By continuing to use this site, you agree to the use of cookies. You can find out more by following this link Accept & Close ›
SSTL
Space Blog

How does our STRaND-1 Cubesat stack up?

Cubesats measure just 10cm per module and STRaND-1 is using a three Cubesat module structure to provide a quick and cost-effective framework to test the applications of smartphone technology in space.
In the following video, Dr Peter Shaw from the Surrey Space Centre at the University of Surrey takes a look at the anatomy of this highly advanced Cubesat and talks us through the high performance Digi Wi9C, the smartphone and STRaND-1’s propulsion systems.

Whilst the phone gets all of the media attention, STRaND-1 is packed with a multitude of experimental systems that will allow it to do all sorts of exciting things when in orbit.
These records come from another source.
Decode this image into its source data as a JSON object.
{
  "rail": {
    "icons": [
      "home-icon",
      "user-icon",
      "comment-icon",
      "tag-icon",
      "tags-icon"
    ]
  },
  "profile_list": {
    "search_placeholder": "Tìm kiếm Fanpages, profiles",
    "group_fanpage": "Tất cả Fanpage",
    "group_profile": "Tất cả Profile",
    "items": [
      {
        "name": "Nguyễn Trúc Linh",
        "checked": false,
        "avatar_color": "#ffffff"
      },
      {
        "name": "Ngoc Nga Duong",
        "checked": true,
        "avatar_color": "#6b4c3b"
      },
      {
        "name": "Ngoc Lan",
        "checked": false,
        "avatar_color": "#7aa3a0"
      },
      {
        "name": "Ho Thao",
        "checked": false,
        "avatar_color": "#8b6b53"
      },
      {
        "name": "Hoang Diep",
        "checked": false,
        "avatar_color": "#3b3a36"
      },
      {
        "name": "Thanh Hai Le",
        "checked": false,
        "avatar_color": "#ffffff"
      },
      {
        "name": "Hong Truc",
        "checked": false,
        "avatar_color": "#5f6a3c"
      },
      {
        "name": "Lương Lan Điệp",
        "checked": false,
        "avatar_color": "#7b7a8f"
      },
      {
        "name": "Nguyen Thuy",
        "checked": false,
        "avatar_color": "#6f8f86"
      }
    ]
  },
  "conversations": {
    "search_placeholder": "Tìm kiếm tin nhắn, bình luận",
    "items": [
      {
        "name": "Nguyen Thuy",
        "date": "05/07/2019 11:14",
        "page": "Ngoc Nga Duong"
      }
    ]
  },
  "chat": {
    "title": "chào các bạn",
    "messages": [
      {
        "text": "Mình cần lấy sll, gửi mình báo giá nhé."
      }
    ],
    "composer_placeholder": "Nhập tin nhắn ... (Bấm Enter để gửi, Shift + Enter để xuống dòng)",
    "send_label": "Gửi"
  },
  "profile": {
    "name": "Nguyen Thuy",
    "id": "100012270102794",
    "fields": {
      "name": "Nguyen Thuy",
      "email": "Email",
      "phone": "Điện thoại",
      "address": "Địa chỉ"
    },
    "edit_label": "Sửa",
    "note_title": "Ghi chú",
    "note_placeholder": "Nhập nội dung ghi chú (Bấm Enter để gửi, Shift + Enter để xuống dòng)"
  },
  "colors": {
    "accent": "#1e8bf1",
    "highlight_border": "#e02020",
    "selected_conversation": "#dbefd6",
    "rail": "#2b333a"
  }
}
STRaND-1 will have no less than 4 means of manoeuvring. It is equipped with magnetorquers and reaction wheels as well as some brand new propulsion systems: the WARP DRiVE and 8 Pulsed Plasma Thrusters (which you can see in the image below).

The Cubesat will also carry a total of four cameras: two to help orientate the satellite (the sun sensor and nadir sensor seen in the image below), the phone camera that will shoot photos of Earth and a final one (also seen in the image) that will show us what the phone is doing in orbit.

For more insight into the workings of STRaND-1, make sure you watch the videos on the STRaND YouTube playlist and tune in for further blogs on this remarkable little satellite.


 

 
 

 

 

29 January 20130 Comments1 Comment

Back to Blog

Comments
Blog post currently doesn't have any comments.
 Security code

Most Tagged

About This Blog

SSTL's lowdown on cost effective space technology, small satellites, space science and interplanetary exploration.

Post Archive

April 2016(1)
March 2016(4)
February 2016(3)
December 2015(2)
November 2015(3)
October 2015(3)
July 2015(1)
May 2015(0)
May 2015(1)
April 2015(1)
March 2015(2)
February 2015(2)
January 2015(2)
December 2014(1)
November 2014(2)
October 2014(2)
September 2014(1)
July 2014(2)
June 2014(3)
May 2014(1)
April 2014(1)
March 2014(1)
February 2014(2)
January 2014(2)
November 2013(3)
October 2013(2)
September 2013(2)
July 2013(3)
June 2013(2)
May 2013(2)
April 2013(4)
March 2013(1)
February 2013(3)
January 2013(5)
December 2012(6)
November 2012(5)
October 2012(4)
September 2012(4)
August 2012(1)
July 2012(6)
June 2012(1)
May 2012(2)
April 2012(5)
March 2012(3)
February 2012(3)
January 2012(1)
December 2011(1)
November 2011(4)
October 2011(5)
September 2011(4)
August 2011(3)
July 2011(4)
June 2011(6)
May 2011(3)
April 2011(1)
March 2011(3)
February 2011(2)
January 2011(3)
December 2010(2)
November 2010(1)
October 2010(2)
September 2010(4)
August 2010(4)
July 2010(2)
June 2010(2)
May 2010(2)
April 2010(4)
March 2010(4)
February 2010(4)
January 2010(3)
December 2009(2)
November 2009(5)
October 2009(2)
September 2009(6)
August 2009(4)
July 2009(3)
June 2009(1)
May 2009(2)
March 2009(2)
February 2009(5)
January 2009(2)
December 2008(3)
November 2008(6)
October 2008(5)
September 2008(3)
August 2008(5)
June 2008(1)
May 2008(3)
April 2008(5)
March 2008(1)
February 2008(1)
January 2008(3)
December 2007(3)
November 2007(6)
October 2007(3)
September 2007(3)
August 2007(1)
July 2007(1)
June 2007(2)
May 2007(2)
April 2007(1)
January 2007(3)
December 2006(1)
September 2006(1)
May 2006(2)
January 2006(1)
December 2005(7)

Show/Hide All

If you like Space Blog, why not subscribe by RSS by clicking the subscribe button, or to recieve updates by email click the subscribe by email button.


*Comments Policy
SSTL reserves the right not to publish comments if they are deemed inappropriate.